I remember the child health nurse encouraging me to talk to Joshua. She suggested that I talk about the things I see as we go about our day – the red car, the big tree, the bird in the sky. It wasn’t a natural part of being a mother to me; I had to learn to talk to my children. These days I talk about everything – it is a foundational part to our family life.
There are four types of parent to child talk and they are all beneficial when our children are just toddlers: Instruction, Encouragement, Correction, and Conversation.
Instruction – it never ceases to amaze me at how young a child understands what we say. They understand a long time before they can speak. Though a child may not do what you ask, we still need to give instructions. The difference between teaching a toddler to obey and an older child, is that we actually physically go and help the toddler do what we have asked. If we ask them to come, we go and walk with them as they come, if we ask them to pack their toys we pick up one and they pick up one, if we ask them to sit, we help them sit. As they get older and you know the have been instructed, and you know they have practiced, and you know they can do it – you can then expect them to follow your instructions by themselves. At this stage you can see them processing the instruction – will I or won’t I? It is at this stage that we stop helping them and start expecting them to do it.
Encouragement – Our little Jessica as a toddler would only do something if she was clapped and encouraged on. At first it seemed like a drama queen thing, and it was cute/funny – but really it highlighted the need for encouragement. Toddler here at our place reminds us of Jessica – she claps and cheers herself when she knows she’s done the right thing. Everyone in our family appreciates being noticed and encouraged for doing the right thing – our toddlers are no different. We need to vocalise why they are receiving the praise “Yay, well done Toddler – you have played with a happy heart!” “Yay, well done, you put the nappy away – how tidy!” “Yay! You ate all your dinner!”

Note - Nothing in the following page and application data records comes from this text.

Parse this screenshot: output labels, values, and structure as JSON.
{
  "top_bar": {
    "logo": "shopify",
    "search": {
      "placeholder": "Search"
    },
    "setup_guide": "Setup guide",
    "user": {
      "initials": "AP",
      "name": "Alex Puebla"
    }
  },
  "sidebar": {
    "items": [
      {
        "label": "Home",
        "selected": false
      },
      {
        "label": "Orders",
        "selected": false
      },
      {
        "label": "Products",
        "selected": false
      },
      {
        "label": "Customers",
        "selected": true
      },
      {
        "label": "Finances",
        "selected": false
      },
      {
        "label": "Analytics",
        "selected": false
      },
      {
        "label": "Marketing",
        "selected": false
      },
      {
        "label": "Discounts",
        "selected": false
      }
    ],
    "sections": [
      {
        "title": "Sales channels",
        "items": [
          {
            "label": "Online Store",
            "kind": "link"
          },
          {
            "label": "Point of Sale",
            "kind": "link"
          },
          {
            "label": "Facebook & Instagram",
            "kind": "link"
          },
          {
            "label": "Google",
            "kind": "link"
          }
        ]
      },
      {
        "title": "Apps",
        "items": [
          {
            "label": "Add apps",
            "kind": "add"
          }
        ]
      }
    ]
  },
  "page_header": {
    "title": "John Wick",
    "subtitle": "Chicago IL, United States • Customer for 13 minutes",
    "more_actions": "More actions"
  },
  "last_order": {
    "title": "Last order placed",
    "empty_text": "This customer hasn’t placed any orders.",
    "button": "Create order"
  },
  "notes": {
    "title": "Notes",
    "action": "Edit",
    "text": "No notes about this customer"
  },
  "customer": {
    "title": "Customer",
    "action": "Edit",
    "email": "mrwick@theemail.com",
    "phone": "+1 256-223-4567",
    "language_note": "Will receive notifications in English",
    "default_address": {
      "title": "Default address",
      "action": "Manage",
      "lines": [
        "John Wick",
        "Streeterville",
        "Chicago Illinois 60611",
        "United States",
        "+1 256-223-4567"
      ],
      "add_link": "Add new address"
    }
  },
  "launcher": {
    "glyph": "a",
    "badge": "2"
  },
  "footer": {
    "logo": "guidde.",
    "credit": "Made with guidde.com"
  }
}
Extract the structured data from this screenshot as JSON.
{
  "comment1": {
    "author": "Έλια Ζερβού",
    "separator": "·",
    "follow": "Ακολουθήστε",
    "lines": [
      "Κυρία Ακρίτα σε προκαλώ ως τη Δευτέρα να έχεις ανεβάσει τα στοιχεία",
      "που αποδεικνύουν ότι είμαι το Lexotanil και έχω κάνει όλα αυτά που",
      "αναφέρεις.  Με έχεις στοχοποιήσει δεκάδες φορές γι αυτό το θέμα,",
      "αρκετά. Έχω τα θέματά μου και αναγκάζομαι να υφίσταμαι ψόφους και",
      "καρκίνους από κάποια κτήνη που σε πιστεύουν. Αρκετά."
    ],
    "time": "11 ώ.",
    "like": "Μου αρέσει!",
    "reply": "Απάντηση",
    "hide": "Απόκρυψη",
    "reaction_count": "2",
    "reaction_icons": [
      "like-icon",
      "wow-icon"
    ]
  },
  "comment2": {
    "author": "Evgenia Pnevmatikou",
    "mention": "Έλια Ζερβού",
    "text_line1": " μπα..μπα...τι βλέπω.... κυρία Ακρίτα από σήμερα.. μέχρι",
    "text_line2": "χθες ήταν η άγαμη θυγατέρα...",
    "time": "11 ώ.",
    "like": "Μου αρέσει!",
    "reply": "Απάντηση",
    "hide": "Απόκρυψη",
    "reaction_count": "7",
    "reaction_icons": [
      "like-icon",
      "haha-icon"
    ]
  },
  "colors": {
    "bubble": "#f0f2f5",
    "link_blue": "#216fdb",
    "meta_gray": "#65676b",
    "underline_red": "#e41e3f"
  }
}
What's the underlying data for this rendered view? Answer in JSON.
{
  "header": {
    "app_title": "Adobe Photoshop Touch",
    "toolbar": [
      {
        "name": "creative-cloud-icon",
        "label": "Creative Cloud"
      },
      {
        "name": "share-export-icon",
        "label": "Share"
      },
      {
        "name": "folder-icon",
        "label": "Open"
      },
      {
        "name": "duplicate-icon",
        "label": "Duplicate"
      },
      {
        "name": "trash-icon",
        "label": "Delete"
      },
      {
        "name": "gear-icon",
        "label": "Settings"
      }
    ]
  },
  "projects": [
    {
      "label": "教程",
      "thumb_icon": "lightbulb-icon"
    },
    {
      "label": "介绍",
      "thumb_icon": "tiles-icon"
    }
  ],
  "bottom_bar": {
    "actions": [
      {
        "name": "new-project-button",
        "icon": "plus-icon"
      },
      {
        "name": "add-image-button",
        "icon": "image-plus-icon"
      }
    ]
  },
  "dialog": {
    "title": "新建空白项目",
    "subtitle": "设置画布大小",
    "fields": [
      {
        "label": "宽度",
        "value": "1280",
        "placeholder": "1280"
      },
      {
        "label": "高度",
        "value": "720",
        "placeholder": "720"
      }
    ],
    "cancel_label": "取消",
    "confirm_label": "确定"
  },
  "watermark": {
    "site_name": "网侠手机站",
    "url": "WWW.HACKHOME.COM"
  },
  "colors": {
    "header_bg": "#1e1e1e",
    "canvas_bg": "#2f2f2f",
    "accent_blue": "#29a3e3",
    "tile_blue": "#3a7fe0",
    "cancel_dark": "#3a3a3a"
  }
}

Correction – Correction is different to punishment. Correction is where we help the child get back to the right place. With correction our words tell a child what they did wrong. We shouldn’t hold back from this – they need to know. There is a danger for us to take our words and to give deep explanations for our correction – we need to keep it simple. A toddler cannot reason and deep explanations and clarifications are completely lost on them. Instead tell them no – clearly, firmly, consistently. Tell them what they are to do – once again, clearly, firmly and consistently. For example – Do not hit – be kind. Do not yell – use inside voice. Do not snatch – take turns. Etc. By adding instruction to our correction we are using every situation to help our children understand what is good. Our correcting words lose their effectiveness when we yell… getting down at the child’s level, holding them lovingly but firmly, looking in their eyes and speaking quietly is actually more effective that standing tall and booming our displeasure!
Conversation – this is the talk I had difficulty with. What does one talk about with a toddler? First of all we need to accept that it is going to sound like a one way conversation – but eventually they will speak back, they will point out stuff that they have seen and you will be able to build your conversation on that. When we just chat about what we see we actually are learning (as I did) to put things into words. Initially it is about the things we see around us, then it is about the right things to do, then as they get older we start to talk about what God’s word has to say about the world around them, and their behaviour. As they get older we start to talk about more abstract things such as feelings, beliefs, consequences – but for the now, with a toddler, let’s just let them know that we too enjoy the world that they are discovering.
Talking to my kids has become one of the most significant aspect of training their hearts – their beliefs, their character, will, and emotions. The earlier you start talking the more natural it will become.
You can see the rest of my Living with a Toddler for 31 days series here.
Or find more 31 day series here.